### Directions
Whenever a line of the entries below holds the string "initial", copy that line and return it.

Top of Data

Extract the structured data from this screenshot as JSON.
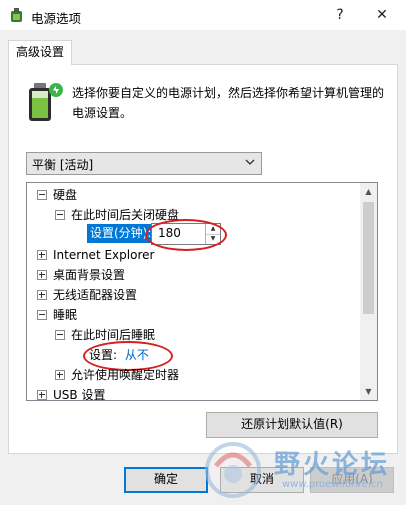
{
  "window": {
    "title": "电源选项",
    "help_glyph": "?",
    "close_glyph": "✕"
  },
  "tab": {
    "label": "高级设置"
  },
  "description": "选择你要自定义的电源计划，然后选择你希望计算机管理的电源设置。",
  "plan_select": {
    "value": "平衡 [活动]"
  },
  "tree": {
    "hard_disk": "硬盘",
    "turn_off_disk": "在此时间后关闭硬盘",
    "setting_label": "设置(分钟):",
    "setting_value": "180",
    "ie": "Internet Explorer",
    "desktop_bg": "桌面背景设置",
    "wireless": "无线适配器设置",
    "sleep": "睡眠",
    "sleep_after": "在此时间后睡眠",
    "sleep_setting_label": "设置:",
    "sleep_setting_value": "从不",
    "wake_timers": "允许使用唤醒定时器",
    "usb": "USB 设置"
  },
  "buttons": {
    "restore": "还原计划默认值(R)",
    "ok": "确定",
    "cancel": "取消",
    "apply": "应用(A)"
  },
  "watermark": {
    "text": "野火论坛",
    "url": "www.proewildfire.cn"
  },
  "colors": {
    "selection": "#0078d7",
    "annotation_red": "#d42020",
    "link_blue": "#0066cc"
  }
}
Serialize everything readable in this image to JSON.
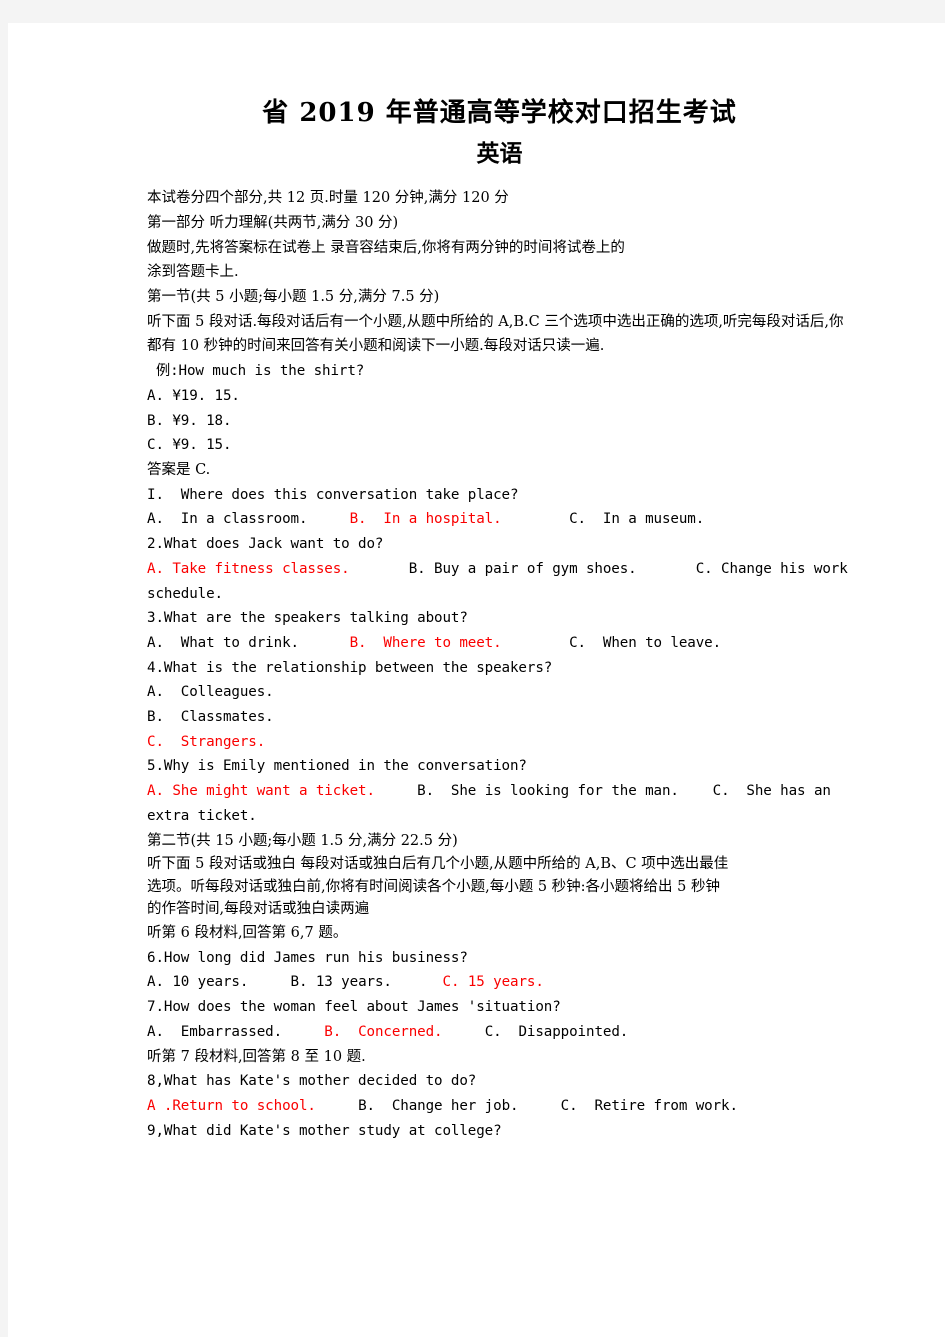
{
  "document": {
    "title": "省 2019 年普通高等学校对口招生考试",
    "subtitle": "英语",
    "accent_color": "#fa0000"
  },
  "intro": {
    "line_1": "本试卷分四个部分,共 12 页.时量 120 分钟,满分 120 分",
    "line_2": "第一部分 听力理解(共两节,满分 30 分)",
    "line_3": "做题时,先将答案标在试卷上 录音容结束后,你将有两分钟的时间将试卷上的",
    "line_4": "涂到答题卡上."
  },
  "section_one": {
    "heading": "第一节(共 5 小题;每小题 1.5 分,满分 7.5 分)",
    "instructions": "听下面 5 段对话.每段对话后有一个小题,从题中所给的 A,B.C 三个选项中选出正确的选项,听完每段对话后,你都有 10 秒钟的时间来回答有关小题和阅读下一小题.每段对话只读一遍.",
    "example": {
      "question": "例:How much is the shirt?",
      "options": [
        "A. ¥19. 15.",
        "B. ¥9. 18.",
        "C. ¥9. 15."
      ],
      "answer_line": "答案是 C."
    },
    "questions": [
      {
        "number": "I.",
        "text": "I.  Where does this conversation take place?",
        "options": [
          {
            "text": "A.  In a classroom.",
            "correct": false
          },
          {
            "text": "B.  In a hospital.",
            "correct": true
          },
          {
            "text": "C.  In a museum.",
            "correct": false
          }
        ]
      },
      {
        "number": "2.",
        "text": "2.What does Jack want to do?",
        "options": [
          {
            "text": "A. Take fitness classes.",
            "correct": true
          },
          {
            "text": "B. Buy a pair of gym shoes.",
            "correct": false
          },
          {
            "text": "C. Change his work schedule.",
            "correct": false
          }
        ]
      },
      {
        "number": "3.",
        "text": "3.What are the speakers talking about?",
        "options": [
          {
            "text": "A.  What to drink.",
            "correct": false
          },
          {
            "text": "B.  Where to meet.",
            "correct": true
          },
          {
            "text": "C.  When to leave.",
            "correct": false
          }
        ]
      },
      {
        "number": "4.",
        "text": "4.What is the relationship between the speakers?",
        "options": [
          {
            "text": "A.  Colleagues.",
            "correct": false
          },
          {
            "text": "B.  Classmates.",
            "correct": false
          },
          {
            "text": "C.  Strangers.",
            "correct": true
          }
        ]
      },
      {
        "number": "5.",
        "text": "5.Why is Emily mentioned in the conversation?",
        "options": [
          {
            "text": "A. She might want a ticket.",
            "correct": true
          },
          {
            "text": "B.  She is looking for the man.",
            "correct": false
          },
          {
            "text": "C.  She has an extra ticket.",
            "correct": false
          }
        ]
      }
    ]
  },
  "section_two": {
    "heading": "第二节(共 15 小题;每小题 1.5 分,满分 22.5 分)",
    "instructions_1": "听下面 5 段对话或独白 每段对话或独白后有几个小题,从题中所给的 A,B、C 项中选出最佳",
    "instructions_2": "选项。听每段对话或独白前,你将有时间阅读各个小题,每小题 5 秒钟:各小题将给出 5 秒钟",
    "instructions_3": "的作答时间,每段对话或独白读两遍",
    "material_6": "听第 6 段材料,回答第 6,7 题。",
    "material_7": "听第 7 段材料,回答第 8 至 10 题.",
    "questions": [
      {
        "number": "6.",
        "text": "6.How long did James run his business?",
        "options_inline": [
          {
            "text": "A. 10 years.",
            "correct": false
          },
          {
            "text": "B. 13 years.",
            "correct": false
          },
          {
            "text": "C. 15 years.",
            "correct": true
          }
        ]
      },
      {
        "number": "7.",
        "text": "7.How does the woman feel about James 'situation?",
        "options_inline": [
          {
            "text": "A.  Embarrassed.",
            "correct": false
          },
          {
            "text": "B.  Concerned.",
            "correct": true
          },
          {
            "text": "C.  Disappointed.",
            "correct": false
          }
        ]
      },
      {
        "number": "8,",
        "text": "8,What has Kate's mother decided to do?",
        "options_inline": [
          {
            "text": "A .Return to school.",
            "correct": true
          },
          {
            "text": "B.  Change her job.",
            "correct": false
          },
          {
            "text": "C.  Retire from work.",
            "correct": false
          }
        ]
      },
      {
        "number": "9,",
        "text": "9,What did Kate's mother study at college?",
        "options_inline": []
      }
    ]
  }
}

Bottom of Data
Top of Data

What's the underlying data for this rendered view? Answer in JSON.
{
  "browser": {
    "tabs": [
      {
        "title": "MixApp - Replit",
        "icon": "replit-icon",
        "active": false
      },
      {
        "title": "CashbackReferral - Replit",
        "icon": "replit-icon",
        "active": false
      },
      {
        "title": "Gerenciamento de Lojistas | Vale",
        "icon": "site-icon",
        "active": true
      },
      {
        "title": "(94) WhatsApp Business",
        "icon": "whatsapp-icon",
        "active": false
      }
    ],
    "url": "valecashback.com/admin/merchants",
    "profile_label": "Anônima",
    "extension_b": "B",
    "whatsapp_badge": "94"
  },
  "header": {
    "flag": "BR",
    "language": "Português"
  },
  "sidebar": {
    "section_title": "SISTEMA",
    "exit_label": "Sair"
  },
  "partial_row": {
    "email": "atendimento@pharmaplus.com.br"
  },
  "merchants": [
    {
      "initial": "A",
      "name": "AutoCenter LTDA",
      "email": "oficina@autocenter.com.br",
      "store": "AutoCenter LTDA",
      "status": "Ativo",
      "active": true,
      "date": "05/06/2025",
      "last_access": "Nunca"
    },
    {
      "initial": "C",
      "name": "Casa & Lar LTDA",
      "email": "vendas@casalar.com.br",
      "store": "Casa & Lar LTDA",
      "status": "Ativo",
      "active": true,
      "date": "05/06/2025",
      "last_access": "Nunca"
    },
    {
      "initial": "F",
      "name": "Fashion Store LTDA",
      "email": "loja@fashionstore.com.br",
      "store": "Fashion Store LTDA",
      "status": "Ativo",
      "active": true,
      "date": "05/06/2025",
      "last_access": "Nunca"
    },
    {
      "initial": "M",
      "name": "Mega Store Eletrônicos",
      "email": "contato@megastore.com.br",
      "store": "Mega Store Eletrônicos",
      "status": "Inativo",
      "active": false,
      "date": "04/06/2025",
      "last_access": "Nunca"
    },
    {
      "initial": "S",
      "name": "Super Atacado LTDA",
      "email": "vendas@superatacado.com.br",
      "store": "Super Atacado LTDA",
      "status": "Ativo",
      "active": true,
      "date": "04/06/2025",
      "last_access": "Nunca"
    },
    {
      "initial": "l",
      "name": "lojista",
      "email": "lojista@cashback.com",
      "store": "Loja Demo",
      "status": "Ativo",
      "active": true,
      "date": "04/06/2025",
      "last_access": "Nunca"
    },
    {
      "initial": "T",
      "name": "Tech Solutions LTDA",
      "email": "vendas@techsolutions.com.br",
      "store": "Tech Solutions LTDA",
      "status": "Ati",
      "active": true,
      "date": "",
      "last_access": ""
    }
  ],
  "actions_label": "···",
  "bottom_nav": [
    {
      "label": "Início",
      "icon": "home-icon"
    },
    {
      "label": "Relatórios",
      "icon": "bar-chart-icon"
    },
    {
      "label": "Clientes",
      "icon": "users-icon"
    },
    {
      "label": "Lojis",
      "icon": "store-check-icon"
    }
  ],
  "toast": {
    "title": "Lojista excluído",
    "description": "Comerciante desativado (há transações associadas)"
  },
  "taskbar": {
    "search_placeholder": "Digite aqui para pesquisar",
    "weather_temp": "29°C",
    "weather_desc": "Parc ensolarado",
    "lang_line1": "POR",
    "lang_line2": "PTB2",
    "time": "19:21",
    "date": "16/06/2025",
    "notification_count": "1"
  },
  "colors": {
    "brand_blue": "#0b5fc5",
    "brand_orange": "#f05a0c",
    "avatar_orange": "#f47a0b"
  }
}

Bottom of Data
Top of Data

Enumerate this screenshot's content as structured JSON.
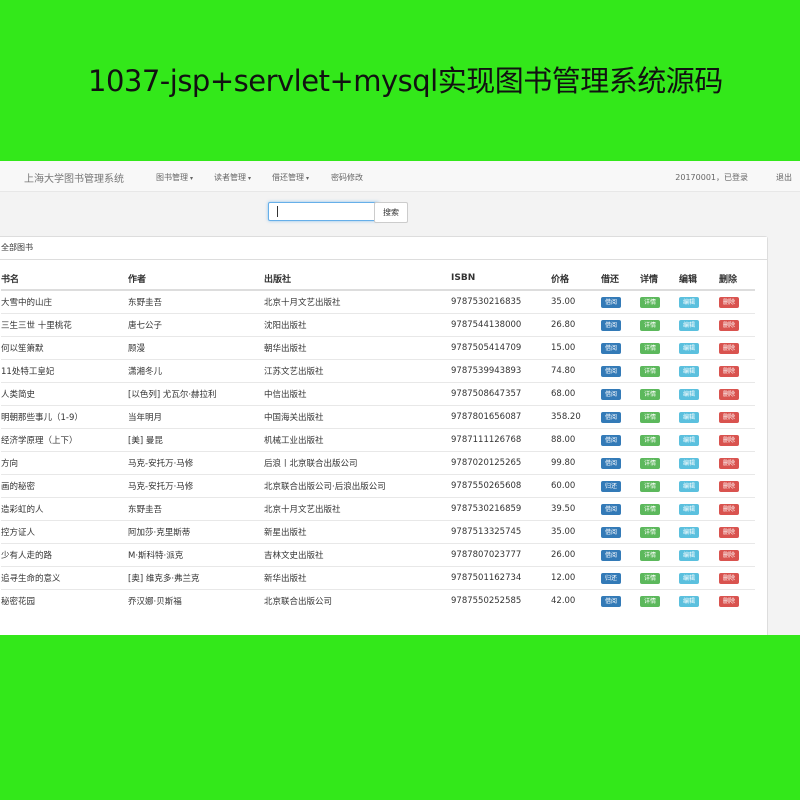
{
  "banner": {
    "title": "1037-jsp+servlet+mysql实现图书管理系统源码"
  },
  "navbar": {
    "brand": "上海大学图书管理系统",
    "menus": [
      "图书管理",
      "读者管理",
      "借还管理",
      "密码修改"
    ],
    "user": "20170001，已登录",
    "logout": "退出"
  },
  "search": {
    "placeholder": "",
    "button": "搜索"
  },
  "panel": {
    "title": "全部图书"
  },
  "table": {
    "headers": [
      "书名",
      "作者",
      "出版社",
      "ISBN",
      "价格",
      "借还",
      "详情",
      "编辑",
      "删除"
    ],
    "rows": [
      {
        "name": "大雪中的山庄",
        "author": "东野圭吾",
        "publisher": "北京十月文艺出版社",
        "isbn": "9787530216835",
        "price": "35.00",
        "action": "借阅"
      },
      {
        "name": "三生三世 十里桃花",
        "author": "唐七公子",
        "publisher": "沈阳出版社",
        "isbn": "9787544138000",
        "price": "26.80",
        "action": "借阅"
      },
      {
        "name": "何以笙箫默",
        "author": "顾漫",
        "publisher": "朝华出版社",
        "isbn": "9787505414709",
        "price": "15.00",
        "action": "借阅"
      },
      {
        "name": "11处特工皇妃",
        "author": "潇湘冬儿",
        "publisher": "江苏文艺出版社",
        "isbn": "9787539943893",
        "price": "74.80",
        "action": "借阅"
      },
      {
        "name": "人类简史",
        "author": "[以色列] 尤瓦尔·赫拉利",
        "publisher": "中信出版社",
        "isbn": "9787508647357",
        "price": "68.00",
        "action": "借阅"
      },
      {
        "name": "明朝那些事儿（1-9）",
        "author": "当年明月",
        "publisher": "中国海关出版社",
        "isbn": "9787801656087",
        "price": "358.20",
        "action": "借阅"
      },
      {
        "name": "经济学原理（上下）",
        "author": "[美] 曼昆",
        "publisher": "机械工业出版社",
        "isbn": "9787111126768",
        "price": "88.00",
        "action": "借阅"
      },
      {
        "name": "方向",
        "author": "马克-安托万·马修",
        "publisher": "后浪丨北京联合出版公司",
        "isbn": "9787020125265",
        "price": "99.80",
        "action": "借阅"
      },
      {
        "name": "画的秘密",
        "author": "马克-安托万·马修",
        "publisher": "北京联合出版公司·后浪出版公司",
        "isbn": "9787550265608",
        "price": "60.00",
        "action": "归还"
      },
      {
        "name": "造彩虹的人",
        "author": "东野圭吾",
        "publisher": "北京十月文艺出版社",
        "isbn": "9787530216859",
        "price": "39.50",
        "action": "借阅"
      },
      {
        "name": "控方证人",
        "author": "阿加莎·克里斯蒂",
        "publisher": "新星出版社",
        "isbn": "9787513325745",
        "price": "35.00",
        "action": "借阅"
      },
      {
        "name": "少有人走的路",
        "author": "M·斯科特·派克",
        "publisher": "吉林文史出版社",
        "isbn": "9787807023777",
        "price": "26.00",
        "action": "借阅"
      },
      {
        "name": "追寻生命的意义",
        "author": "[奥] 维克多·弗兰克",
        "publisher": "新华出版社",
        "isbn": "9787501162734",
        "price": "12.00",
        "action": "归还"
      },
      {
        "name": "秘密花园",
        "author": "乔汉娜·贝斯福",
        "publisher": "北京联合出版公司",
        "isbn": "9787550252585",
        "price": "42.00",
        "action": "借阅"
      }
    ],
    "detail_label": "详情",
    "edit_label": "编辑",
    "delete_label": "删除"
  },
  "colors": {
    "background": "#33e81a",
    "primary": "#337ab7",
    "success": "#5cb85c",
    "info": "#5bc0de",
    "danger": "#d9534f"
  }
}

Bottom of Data

### Answer area
      "initial": "A",
      "initial": "C",
      "initial": "F",
      "initial": "M",
      "initial": "S",
      "initial": "l",
      "initial": "T",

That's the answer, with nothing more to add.